Page and application data records

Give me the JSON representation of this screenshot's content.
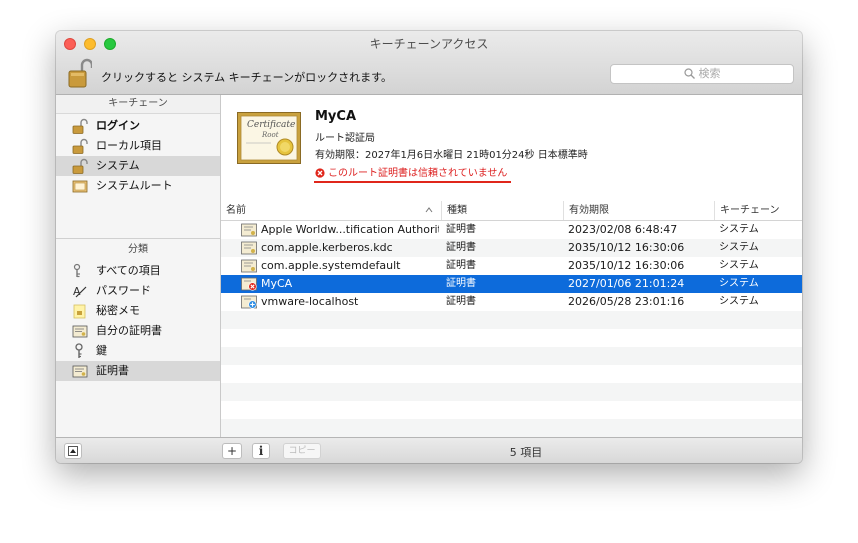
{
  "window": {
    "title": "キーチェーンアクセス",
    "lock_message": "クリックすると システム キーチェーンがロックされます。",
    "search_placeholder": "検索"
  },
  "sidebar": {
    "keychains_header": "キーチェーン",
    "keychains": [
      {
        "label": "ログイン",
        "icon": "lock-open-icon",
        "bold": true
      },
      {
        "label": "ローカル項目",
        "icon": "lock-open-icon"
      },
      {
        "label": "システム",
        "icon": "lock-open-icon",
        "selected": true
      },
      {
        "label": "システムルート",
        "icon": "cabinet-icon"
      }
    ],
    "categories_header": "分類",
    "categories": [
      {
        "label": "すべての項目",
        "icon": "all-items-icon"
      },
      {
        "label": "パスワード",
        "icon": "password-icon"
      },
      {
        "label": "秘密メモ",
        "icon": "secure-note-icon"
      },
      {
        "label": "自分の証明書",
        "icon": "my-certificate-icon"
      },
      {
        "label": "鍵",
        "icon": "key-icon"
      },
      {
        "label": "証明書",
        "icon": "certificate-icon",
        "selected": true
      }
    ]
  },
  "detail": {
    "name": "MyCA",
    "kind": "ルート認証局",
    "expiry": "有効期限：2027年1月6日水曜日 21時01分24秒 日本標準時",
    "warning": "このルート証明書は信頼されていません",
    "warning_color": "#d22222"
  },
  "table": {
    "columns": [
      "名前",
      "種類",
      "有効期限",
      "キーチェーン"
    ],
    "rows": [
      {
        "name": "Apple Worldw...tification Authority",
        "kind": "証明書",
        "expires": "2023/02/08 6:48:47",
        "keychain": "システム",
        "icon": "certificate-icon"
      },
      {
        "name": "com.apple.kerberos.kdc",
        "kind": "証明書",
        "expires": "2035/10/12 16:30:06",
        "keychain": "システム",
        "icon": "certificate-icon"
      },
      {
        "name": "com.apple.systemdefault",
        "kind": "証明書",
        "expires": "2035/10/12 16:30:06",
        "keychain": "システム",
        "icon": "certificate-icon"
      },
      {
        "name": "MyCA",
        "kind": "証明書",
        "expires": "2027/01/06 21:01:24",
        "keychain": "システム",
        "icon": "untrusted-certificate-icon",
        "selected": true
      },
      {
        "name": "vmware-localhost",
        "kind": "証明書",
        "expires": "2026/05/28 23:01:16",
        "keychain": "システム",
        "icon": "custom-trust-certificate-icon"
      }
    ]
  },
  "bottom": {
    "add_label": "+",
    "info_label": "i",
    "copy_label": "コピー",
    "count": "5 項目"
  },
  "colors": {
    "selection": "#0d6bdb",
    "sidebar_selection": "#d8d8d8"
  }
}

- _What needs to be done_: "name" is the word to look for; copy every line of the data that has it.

- _Result of the task_:
    "name": "MyCA",
        "name": "Apple Worldw...tification Authority",
        "name": "com.apple.kerberos.kdc",
        "name": "com.apple.systemdefault",
        "name": "MyCA",
        "name": "vmware-localhost",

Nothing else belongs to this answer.